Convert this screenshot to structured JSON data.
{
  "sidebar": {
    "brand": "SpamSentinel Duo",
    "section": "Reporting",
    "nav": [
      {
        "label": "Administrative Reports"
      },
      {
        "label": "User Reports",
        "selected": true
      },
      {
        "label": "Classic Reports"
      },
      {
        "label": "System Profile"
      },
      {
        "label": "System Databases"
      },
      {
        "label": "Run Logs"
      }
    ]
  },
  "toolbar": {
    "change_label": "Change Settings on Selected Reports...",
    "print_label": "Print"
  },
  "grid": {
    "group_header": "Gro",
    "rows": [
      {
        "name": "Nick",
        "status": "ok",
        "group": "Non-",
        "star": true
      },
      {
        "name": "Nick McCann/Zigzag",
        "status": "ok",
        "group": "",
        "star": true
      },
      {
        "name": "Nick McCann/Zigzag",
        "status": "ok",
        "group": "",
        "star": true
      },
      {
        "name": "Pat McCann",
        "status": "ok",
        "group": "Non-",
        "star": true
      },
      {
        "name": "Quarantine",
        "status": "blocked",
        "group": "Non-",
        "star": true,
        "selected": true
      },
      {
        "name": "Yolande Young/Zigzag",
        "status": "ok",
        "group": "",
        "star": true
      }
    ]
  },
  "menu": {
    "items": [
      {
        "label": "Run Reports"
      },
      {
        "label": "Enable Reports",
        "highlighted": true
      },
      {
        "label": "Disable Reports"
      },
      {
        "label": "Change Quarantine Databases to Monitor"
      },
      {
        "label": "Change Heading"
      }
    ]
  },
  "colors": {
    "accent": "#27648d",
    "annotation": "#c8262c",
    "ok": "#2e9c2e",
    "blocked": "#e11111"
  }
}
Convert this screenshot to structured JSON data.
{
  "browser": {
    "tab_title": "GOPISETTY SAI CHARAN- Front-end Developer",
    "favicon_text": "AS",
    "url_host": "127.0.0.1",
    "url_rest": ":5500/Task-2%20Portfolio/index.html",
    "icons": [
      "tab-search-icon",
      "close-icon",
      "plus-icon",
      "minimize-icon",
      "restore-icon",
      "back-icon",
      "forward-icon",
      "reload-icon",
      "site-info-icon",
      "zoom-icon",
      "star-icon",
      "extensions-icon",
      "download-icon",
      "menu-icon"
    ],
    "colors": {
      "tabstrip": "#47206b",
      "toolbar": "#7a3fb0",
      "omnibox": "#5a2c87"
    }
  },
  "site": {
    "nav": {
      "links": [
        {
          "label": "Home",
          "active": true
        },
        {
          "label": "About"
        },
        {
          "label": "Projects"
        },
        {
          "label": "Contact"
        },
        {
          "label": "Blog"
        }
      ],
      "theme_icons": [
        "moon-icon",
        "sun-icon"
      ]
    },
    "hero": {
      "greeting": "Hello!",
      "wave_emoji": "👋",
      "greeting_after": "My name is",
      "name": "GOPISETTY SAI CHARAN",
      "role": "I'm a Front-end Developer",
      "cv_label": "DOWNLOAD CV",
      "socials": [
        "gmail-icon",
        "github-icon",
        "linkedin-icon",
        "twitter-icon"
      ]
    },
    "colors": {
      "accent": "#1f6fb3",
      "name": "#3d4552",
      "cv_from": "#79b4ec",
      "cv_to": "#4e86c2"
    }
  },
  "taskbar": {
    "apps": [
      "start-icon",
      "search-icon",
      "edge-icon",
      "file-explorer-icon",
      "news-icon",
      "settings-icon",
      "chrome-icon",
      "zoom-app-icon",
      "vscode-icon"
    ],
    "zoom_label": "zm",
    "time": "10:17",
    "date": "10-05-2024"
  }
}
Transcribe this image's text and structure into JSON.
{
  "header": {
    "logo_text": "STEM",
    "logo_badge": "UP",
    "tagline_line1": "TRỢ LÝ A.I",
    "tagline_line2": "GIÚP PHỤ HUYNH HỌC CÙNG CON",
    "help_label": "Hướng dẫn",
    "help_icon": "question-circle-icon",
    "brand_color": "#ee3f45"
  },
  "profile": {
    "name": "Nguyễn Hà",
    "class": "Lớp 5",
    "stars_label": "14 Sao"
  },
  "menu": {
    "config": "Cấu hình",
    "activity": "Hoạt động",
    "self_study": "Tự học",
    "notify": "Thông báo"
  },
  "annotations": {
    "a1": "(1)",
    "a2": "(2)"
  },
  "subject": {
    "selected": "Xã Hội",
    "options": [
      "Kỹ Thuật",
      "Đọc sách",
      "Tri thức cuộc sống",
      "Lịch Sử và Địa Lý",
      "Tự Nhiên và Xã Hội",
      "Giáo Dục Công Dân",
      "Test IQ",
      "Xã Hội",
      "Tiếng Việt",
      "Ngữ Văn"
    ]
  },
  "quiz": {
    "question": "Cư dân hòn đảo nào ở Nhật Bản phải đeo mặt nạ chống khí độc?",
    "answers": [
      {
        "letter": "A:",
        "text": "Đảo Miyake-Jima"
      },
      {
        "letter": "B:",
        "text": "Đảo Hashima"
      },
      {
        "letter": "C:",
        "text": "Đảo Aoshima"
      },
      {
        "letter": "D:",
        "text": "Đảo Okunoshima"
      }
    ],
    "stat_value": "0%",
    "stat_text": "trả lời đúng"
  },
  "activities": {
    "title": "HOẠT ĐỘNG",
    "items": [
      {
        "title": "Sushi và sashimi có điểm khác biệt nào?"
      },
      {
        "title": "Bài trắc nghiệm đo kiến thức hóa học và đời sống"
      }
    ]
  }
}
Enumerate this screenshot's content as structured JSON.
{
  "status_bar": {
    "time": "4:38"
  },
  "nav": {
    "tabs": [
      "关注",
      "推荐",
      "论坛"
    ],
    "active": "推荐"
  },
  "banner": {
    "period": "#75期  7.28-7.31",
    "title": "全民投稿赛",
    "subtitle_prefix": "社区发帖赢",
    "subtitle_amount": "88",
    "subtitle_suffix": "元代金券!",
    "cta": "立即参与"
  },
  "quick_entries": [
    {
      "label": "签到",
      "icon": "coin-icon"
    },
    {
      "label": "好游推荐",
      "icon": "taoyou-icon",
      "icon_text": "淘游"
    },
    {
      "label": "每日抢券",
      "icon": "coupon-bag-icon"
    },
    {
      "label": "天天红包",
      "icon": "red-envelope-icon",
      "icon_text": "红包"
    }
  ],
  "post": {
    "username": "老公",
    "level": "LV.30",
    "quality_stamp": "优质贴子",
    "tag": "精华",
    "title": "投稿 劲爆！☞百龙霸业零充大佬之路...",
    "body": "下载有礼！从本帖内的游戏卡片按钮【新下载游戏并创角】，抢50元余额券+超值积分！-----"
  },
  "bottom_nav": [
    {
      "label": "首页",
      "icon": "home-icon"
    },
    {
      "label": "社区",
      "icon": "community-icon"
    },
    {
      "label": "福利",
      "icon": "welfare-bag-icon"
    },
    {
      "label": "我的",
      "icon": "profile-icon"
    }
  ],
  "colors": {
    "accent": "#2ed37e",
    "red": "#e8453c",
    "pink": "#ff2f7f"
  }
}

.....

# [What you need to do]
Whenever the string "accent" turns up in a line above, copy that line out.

# [Answer space]
    "accent": "#27648d",
      "accent": "#1f6fb3",
    "accent": "#2ed37e",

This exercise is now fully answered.